-- Data for this task --
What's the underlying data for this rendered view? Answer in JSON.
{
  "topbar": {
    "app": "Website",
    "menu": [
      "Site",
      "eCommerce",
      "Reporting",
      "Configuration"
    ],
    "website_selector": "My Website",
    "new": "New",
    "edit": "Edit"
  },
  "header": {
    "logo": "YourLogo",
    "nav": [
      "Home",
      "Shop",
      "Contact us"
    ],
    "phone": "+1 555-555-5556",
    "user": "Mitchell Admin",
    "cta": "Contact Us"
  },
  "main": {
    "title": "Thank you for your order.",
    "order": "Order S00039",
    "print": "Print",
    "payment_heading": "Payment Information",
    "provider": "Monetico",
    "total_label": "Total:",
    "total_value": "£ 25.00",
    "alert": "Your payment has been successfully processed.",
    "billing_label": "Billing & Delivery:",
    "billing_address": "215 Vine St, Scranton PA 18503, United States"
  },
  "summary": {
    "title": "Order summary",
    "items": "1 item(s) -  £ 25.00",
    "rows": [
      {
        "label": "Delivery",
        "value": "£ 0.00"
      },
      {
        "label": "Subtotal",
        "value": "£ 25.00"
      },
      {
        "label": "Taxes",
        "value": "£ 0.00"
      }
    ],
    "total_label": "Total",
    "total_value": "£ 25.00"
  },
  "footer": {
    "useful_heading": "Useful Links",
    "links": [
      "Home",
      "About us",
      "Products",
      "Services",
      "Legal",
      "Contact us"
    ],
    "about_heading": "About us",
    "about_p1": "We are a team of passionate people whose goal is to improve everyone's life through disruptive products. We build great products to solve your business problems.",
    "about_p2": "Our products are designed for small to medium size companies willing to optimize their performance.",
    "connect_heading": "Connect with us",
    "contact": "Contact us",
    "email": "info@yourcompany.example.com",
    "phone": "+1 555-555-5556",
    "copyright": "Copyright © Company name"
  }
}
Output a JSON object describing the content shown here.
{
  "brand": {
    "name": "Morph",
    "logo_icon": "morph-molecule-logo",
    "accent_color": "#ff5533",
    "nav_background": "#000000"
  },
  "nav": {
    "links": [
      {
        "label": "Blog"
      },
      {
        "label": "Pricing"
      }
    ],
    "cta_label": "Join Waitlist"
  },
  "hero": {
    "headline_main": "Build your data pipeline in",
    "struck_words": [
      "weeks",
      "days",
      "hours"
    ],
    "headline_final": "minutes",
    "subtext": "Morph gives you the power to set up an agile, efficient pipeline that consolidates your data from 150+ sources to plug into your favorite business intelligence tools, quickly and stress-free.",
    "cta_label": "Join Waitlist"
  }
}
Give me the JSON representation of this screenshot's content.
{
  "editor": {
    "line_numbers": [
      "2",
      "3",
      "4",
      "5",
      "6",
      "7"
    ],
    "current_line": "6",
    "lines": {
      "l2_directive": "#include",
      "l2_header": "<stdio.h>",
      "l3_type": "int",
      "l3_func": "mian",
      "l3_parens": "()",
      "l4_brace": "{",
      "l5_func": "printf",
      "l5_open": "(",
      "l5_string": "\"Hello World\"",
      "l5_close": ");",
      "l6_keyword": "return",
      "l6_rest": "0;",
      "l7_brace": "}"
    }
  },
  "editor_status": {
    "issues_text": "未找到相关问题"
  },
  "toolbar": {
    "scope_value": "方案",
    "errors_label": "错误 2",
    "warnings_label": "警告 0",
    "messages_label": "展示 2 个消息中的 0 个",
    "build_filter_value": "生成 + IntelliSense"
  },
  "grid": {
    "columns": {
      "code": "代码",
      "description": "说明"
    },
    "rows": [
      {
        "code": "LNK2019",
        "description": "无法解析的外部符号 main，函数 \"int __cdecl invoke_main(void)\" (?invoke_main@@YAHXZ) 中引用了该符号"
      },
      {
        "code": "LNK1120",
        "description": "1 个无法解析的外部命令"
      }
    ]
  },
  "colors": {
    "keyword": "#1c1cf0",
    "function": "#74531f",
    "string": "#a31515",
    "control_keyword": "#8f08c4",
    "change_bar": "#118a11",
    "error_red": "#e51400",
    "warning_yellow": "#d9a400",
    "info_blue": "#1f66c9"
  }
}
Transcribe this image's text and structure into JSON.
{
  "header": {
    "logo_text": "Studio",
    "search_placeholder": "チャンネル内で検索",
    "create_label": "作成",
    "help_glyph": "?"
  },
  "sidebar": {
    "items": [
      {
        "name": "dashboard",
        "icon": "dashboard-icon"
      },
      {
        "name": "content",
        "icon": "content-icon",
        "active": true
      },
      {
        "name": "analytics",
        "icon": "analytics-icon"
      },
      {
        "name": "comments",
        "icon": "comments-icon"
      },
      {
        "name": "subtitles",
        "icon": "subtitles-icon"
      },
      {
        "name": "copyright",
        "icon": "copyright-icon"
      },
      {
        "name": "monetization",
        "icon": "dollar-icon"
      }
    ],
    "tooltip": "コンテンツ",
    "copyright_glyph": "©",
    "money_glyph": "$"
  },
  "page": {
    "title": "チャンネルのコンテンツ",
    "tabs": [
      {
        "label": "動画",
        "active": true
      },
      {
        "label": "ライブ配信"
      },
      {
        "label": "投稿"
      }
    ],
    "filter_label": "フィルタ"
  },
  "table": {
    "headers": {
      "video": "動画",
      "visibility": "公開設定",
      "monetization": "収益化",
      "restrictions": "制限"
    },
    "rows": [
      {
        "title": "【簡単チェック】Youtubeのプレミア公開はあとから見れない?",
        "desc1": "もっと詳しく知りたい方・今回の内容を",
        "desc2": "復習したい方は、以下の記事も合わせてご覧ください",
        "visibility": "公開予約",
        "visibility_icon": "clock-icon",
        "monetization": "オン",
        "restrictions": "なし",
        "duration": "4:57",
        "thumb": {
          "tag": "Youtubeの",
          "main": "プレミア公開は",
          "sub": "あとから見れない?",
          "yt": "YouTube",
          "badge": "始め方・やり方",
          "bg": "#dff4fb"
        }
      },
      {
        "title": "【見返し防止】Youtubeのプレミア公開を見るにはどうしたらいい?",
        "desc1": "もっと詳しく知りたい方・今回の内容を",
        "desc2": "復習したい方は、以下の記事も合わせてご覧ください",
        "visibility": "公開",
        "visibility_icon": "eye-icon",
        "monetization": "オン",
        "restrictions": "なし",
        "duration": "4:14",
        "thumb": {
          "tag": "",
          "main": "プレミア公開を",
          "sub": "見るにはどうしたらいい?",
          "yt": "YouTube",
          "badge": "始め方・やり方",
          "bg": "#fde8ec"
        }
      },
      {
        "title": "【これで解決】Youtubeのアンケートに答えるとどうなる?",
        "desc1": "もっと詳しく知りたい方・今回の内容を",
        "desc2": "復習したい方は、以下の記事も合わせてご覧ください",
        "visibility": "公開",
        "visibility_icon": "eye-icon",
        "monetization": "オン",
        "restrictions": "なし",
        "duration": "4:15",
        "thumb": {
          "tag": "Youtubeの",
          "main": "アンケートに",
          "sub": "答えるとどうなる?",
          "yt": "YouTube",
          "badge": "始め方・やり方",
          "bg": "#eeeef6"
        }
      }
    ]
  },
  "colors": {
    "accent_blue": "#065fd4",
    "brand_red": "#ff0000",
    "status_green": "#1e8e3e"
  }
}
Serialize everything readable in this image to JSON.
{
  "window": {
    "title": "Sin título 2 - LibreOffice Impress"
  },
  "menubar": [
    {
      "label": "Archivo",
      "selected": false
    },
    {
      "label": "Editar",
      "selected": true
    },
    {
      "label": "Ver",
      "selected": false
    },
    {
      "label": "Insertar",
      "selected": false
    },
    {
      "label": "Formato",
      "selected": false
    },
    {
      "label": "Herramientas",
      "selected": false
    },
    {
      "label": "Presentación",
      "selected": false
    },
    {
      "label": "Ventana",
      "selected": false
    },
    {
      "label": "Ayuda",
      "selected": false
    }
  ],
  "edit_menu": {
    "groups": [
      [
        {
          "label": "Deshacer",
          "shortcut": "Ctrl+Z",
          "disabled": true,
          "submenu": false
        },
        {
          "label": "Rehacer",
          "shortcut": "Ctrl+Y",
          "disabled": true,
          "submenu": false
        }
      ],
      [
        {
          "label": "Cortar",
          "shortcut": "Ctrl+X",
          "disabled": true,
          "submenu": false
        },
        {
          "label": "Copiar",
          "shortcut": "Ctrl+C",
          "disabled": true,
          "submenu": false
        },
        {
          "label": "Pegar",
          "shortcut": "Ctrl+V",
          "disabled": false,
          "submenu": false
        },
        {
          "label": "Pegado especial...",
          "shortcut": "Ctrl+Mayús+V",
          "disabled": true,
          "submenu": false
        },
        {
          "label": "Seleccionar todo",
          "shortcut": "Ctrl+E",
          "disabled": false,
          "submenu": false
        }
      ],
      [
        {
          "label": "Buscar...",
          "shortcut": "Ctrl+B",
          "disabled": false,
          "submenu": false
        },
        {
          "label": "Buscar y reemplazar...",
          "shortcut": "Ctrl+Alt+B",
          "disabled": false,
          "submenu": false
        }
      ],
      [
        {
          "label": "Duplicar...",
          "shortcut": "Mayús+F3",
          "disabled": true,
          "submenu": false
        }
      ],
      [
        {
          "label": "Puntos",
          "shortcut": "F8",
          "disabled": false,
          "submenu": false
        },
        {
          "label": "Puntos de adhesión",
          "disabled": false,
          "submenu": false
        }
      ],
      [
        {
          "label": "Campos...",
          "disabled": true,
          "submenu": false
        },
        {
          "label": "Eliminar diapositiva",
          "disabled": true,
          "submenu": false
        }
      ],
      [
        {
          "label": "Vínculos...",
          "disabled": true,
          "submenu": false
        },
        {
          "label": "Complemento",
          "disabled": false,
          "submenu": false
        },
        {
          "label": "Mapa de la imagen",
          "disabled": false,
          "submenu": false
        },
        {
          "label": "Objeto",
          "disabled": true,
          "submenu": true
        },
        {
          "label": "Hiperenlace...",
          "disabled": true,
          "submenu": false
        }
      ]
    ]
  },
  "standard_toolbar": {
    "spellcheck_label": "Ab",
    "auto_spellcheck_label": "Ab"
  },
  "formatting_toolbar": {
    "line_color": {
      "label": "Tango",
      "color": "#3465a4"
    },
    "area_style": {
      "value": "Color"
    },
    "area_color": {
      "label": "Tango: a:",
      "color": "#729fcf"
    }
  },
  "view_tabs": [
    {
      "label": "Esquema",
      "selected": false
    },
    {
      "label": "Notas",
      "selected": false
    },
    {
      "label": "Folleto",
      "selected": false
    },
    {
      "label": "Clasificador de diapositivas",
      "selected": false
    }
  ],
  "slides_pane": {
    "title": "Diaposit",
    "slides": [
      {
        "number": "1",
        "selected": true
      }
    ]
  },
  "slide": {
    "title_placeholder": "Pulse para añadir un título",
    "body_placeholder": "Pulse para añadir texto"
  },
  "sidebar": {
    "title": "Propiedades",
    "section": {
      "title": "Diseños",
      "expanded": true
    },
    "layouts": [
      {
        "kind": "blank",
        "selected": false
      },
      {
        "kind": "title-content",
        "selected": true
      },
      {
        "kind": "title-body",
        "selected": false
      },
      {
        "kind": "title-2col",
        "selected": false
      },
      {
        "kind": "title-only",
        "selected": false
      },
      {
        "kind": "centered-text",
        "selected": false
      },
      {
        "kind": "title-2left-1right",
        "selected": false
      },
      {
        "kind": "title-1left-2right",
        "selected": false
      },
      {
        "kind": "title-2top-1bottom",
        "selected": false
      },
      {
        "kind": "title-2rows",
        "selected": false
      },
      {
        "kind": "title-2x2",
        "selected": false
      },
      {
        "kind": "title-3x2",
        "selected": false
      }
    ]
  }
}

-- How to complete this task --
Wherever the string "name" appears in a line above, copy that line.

-- Response --
    "copyright": "Copyright © Company name"
    "name": "Morph",
        "name": "dashboard",
        "name": "content",
        "name": "analytics",
        "name": "comments",
        "name": "subtitles",
        "name": "copyright",
        "name": "monetization",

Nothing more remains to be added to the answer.